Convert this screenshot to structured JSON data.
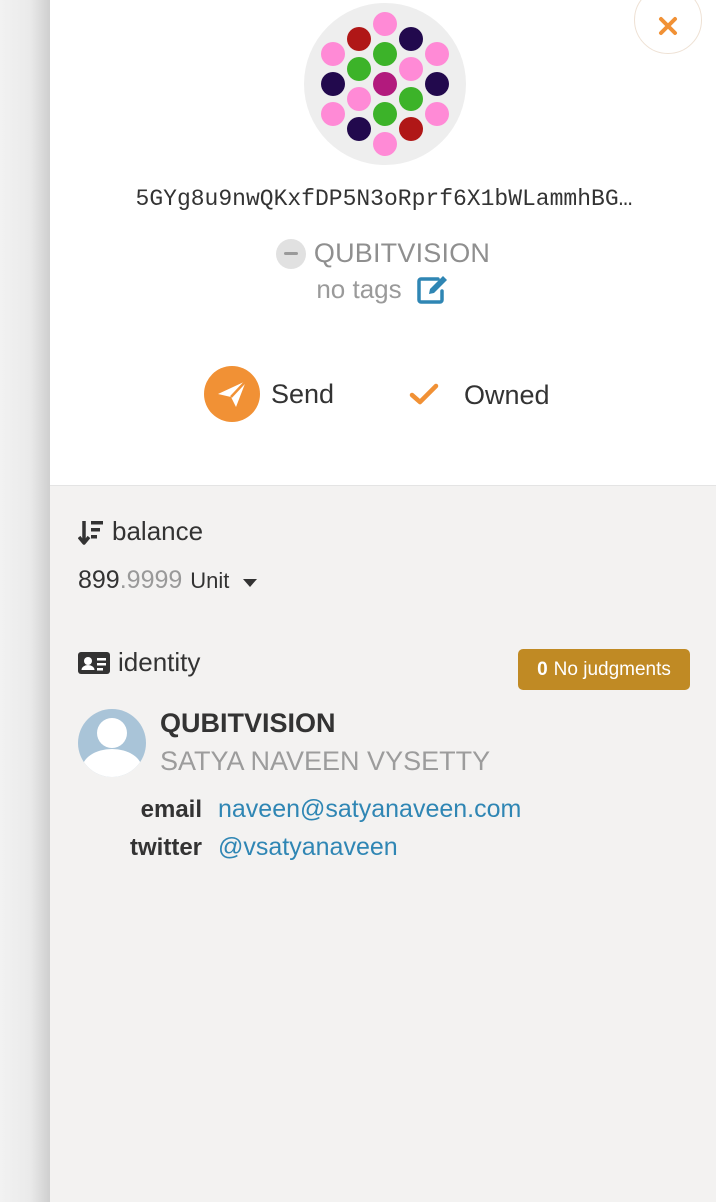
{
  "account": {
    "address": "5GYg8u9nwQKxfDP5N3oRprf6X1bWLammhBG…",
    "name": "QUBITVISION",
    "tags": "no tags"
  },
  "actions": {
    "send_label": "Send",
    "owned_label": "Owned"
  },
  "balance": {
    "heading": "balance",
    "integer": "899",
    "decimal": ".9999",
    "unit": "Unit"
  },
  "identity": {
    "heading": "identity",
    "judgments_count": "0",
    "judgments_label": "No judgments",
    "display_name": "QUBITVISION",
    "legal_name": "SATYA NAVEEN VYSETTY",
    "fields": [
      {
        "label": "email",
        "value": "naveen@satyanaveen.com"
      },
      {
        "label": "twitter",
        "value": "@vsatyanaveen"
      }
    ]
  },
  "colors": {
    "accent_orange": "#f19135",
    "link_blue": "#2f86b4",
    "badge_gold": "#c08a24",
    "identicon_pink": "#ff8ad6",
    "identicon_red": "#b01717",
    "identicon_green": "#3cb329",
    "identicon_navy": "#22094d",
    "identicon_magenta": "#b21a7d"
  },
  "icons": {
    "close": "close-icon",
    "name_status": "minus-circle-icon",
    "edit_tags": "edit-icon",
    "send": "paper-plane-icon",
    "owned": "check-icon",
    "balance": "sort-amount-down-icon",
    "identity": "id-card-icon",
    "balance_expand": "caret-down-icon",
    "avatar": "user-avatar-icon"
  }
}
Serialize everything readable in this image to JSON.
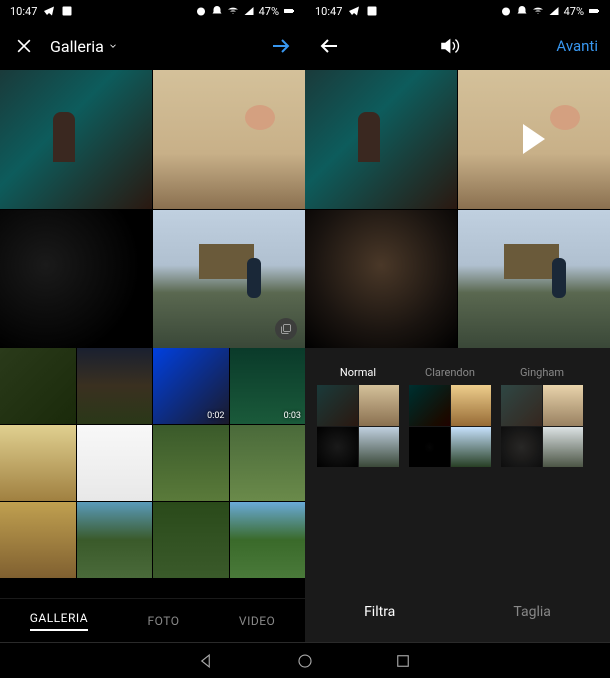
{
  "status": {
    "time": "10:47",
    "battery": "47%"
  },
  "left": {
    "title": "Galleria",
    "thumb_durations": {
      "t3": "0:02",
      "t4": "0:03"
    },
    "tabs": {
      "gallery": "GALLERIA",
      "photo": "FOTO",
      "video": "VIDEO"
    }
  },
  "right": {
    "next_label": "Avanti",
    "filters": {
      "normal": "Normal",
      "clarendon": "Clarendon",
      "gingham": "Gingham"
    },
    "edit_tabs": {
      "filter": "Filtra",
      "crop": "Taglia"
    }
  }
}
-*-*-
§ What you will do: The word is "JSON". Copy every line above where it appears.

§ Completed task:
Convert this screenshot to structured JSON data.
Serialize everything readable in this image to JSON.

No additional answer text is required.